• _What the task asks_
Count the lines in the records below that contain the word "JSON", and give only that number.
[Excerpted data Boundary: Start]
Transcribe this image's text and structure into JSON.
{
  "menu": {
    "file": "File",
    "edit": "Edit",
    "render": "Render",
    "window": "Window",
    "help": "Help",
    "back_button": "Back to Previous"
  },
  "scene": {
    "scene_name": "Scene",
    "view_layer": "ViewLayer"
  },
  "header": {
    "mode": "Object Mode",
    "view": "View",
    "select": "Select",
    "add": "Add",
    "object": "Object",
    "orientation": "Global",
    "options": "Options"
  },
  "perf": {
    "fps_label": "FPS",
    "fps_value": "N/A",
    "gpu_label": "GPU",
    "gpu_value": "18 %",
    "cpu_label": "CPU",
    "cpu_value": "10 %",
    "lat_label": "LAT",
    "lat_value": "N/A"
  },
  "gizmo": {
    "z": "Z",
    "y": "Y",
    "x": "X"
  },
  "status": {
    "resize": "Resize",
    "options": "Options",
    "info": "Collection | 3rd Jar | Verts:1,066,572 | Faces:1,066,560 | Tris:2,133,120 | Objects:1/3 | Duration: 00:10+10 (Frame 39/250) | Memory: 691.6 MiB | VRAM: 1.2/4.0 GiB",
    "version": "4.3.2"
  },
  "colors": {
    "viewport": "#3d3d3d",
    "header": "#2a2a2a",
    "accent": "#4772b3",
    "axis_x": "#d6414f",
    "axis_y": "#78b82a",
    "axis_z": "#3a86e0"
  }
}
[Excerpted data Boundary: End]
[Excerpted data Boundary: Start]
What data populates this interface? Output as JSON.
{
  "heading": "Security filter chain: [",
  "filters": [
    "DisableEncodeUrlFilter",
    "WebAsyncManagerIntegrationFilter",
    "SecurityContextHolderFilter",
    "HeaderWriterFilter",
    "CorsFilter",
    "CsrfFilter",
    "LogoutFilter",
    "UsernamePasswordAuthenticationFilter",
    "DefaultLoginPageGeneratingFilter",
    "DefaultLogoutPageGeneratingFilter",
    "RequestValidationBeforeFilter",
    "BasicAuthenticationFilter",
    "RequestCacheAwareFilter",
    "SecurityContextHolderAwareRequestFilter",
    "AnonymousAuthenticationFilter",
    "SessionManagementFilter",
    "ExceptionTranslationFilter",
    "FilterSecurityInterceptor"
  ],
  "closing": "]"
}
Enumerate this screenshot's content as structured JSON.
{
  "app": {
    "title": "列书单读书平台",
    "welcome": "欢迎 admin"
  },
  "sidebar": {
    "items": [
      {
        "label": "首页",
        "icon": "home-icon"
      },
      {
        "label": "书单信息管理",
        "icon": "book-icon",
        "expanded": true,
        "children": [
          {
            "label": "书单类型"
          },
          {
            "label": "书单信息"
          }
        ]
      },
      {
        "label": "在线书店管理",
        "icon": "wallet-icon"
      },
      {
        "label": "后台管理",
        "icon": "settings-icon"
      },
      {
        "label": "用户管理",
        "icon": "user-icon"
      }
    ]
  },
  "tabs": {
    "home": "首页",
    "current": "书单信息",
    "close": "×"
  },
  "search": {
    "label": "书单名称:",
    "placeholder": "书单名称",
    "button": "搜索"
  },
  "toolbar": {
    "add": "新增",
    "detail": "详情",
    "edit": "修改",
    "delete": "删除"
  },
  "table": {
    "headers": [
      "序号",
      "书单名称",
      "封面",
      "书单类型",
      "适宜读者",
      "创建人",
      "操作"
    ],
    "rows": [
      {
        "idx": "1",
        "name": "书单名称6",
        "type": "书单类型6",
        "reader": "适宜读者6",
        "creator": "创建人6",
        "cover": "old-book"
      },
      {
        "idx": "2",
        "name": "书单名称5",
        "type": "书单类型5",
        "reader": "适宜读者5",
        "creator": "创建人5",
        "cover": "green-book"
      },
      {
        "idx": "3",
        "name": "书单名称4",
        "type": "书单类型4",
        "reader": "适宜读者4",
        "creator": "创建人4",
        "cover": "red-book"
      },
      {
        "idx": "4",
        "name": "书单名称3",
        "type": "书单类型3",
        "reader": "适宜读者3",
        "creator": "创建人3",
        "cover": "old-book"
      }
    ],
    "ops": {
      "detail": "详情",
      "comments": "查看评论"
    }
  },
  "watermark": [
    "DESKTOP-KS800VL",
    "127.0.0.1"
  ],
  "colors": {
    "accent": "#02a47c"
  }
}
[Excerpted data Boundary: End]
• _Response box_
3